Each sketch was roughly filled with their appropriate colour. I used Seta colour pens but any fine tipped pens should do the trick. Even colour pencils or crayon (ironed to remove the wax) will work. The idea is to guide you, as well as provide some back colour to help conceal holes in the stitching.
You might have noticed the masking ( painter's ) tape on the hoop. This helps control the fabric from slipping as its worked under the needle.
I started with the white. The use of short or long stitches depends on your speed comfort and the type of thread. Embroidery thread in short stitches really negates its use. The gloss and colour shows best with longer stitches. However then you have to be more careful with the stabilzer/hooping as long stitches tend to distort the material more.
For that reason, I discourage my workshop participants from using embroidery thread this time around. Regular thread and quilting thread are perfectly serviceable. In fact the thicker threads fill faster. All but the grey threads here, were quilting thread.
As I intended to blend 2 more colours on the belly of this guy, I finished the colour division edge in a very irregular line.
The next colour a buff and the third a beige give a shadow and dimension.
The grey feathers were done with a dual purpose thread, primarily because they were the colours I wanted.

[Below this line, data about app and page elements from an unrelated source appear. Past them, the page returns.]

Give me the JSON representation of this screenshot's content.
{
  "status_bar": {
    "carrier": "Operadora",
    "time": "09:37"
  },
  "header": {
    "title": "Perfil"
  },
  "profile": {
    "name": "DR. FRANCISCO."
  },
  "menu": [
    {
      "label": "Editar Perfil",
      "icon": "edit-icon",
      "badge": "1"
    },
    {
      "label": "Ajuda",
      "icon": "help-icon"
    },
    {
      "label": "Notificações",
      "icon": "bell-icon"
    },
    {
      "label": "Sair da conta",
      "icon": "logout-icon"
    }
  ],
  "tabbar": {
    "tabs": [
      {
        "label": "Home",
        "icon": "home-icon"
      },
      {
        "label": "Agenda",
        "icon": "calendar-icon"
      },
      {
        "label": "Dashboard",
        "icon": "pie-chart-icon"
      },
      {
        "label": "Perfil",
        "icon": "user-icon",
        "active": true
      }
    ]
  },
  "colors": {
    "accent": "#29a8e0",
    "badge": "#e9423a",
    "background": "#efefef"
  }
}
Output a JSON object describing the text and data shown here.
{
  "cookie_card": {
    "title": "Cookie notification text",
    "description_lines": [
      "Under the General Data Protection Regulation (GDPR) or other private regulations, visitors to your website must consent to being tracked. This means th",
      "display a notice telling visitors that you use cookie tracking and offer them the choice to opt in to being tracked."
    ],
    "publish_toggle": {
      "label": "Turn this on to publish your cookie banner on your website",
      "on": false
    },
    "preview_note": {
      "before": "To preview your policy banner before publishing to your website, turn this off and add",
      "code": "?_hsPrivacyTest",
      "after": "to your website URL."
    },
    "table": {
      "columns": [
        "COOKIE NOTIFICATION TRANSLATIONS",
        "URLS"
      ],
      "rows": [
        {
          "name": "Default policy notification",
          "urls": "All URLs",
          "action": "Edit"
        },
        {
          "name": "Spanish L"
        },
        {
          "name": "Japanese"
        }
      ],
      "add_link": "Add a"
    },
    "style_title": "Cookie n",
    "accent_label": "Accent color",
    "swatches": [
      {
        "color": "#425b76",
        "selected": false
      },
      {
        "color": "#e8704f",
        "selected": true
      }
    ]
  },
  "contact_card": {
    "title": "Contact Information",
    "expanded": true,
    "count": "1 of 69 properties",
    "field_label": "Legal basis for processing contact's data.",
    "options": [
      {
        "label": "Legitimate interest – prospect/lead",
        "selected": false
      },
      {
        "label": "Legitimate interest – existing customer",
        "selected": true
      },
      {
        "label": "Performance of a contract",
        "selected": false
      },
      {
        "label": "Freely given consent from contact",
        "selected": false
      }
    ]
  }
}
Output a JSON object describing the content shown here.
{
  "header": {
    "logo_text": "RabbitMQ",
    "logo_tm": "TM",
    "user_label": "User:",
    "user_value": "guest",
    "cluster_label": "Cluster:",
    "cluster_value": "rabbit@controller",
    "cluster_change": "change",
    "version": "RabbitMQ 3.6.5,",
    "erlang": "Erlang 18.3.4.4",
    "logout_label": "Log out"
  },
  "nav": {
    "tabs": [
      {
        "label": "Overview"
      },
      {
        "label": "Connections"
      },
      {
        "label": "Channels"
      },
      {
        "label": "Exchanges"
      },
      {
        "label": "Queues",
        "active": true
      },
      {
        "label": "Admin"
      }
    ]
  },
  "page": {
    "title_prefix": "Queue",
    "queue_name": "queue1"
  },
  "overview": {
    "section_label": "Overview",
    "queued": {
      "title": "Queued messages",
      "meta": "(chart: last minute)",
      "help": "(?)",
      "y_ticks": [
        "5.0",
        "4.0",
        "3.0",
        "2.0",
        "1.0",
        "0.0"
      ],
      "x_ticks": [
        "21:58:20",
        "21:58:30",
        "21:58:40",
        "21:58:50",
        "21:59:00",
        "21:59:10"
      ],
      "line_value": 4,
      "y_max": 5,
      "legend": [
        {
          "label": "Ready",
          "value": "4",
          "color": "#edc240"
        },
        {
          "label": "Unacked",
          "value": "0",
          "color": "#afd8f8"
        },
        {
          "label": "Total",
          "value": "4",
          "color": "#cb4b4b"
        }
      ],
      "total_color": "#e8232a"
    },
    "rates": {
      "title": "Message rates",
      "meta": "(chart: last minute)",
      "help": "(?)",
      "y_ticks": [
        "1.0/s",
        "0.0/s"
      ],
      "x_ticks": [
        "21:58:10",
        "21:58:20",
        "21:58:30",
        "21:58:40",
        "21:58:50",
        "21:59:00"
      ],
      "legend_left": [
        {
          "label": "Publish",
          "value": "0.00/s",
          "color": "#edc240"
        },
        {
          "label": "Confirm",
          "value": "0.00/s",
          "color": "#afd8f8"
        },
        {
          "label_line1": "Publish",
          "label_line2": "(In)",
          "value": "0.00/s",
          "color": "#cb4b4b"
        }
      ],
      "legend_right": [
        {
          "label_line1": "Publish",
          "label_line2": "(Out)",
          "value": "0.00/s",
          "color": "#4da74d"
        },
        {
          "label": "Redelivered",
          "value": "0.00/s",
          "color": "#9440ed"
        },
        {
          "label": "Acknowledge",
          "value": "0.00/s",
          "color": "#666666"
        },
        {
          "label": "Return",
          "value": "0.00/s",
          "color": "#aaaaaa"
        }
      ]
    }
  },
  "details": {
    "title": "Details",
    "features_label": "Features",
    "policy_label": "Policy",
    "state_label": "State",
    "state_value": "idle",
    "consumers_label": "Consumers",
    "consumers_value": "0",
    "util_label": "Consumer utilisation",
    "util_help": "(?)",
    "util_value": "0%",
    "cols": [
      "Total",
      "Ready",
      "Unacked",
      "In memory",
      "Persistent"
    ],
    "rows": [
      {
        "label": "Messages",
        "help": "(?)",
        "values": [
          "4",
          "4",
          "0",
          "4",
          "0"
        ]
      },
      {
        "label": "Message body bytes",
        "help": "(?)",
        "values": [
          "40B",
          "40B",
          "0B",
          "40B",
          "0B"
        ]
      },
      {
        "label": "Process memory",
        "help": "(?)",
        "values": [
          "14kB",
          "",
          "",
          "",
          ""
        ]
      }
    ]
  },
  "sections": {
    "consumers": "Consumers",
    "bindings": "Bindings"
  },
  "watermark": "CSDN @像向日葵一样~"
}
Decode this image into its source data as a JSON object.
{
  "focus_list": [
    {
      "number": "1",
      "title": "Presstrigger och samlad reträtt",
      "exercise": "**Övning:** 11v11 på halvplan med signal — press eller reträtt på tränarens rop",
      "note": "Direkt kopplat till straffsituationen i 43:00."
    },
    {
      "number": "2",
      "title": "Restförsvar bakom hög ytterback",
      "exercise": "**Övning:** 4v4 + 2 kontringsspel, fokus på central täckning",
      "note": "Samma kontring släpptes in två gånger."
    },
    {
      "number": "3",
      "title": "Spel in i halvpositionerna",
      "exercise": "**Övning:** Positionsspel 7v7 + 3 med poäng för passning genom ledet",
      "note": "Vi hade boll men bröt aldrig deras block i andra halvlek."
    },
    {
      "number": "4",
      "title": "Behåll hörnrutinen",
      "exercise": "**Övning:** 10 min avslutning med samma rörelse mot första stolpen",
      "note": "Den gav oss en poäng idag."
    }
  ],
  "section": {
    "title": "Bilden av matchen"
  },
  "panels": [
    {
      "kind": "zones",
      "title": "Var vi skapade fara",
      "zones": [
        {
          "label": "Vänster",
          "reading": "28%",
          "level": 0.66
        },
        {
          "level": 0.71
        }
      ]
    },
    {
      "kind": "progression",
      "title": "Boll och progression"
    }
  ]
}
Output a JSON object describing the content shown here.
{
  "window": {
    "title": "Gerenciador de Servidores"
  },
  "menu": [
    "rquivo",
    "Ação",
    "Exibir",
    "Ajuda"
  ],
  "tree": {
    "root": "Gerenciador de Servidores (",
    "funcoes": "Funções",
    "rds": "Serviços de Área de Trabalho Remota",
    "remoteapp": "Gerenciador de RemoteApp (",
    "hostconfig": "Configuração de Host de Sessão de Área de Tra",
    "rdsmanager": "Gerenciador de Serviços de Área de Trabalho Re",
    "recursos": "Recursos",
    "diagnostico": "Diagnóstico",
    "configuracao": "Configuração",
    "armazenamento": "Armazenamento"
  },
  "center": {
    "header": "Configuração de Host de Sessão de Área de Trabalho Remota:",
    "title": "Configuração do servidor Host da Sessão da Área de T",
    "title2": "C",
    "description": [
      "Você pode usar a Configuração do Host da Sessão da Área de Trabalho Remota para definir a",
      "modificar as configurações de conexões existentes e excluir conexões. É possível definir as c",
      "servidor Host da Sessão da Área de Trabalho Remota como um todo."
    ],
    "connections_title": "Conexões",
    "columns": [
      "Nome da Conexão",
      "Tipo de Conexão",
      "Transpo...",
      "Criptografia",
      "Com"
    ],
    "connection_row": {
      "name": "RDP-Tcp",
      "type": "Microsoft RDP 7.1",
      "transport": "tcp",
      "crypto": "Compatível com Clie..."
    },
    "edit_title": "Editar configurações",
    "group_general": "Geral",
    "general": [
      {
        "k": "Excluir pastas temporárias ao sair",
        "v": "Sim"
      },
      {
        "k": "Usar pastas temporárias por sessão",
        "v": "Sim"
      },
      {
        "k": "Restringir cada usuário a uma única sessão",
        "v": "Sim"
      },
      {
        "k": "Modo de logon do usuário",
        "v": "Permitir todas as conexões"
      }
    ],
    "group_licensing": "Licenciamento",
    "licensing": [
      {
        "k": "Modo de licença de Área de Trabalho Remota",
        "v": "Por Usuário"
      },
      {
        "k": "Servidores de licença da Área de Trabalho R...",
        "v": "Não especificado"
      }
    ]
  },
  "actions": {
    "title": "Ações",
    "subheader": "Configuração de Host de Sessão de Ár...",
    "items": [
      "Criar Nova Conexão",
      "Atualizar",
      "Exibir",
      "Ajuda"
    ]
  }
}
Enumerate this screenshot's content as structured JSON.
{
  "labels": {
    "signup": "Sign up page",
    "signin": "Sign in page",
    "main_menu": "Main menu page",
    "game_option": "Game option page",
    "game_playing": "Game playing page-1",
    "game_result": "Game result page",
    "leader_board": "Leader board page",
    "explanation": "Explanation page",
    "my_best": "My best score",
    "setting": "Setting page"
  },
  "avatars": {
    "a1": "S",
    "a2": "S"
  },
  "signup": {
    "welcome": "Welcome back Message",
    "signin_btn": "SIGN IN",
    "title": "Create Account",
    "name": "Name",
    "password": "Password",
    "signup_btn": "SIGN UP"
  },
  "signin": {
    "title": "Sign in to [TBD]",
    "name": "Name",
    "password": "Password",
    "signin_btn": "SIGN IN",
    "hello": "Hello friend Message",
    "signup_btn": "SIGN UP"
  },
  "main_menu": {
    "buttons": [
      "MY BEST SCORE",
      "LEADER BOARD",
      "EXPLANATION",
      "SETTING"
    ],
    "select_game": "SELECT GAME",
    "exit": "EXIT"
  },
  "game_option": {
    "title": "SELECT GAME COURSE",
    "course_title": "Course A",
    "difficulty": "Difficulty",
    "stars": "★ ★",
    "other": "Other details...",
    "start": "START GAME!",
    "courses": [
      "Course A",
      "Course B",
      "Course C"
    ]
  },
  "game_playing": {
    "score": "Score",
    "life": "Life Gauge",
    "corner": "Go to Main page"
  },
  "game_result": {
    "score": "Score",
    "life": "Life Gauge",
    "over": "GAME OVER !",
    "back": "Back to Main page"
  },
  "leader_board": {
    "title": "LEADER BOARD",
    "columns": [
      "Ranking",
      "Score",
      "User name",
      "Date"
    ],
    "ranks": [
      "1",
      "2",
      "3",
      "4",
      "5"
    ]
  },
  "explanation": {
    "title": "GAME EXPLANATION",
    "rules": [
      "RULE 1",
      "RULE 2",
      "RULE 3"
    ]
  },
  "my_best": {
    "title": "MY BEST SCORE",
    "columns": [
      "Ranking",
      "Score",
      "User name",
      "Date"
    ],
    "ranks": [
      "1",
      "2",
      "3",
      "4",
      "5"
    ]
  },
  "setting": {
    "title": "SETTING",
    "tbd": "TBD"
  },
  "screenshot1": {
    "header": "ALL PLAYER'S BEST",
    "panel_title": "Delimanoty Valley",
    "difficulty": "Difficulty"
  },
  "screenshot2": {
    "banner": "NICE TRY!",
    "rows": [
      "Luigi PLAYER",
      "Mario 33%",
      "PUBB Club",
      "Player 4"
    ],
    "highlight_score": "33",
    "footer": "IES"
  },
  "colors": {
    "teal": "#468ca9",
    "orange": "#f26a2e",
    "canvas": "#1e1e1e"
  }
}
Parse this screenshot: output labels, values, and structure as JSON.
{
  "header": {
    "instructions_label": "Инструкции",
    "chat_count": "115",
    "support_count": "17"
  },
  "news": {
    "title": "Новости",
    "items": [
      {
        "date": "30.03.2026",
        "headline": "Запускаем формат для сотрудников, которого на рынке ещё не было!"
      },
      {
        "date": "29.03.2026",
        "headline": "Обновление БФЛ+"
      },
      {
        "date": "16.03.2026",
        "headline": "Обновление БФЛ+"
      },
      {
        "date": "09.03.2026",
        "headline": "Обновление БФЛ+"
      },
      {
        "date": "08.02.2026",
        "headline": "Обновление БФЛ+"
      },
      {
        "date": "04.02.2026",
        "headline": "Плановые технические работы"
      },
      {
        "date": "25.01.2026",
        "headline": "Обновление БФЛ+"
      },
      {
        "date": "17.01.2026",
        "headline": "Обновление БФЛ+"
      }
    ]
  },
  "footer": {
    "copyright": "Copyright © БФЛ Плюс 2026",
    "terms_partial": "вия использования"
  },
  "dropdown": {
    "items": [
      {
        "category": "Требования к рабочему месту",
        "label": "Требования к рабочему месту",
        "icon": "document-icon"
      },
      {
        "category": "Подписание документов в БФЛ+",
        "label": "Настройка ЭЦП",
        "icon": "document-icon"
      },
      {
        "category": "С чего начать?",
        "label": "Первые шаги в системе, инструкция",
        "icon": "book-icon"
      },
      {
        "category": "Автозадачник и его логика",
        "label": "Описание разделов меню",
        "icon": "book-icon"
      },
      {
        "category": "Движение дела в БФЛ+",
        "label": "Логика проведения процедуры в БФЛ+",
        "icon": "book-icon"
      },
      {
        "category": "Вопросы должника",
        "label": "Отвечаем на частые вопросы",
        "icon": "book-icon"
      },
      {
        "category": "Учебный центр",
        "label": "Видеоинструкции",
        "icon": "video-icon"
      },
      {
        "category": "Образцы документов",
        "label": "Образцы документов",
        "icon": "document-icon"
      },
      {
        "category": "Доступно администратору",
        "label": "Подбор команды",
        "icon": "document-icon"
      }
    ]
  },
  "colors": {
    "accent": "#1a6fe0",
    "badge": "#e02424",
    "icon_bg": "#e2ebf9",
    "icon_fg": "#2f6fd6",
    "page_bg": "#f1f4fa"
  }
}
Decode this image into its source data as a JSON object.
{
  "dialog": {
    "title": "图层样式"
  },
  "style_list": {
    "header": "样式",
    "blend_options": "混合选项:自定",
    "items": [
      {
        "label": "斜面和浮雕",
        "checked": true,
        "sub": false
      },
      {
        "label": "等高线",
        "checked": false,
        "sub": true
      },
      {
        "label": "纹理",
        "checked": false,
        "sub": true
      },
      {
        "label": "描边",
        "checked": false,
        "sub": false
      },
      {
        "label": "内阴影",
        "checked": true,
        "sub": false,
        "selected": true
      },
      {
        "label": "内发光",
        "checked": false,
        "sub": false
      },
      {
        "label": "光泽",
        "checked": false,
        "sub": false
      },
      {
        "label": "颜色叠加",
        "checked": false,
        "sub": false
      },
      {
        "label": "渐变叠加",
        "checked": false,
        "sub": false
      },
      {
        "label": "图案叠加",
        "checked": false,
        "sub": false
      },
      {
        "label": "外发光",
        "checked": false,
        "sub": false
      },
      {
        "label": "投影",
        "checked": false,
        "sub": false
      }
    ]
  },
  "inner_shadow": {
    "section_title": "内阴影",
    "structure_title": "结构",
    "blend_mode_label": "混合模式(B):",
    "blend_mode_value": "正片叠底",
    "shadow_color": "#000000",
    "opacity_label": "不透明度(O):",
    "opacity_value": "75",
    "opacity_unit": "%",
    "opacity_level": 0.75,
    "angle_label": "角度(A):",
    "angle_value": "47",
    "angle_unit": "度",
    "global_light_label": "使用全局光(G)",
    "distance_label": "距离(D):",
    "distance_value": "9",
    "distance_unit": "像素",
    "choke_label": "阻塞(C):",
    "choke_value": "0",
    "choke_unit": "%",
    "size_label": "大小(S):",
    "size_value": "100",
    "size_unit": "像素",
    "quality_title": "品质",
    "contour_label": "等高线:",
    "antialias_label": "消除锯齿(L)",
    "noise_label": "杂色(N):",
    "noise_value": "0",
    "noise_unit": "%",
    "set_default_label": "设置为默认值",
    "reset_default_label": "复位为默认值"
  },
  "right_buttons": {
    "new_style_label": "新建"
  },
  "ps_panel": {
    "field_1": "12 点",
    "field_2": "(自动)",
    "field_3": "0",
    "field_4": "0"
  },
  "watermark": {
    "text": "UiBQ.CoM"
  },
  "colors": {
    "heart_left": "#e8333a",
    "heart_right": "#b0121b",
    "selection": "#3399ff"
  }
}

There are two colours here, one as a filler and the darker one to outline. I did a few with black and for the most part they are okay, but I thought they might seem a tad heavy for some.
The black for the head and throat is the finish for this guy.
Adding legs and feet is best done when the bird is in situ, on the background.
I've anchored birds in a couple of manners. A blind hem stitch with an invisible mono filament works very well, but if you want a ruffled feather appearance, using a free motion stitch with the appropriate colour puts it INTO the background rather than on top.
Getting those sharp points on the feathers and the beak can only be done on the background.
So I hope this encourages some of you to try your hand.
Its lots of fun!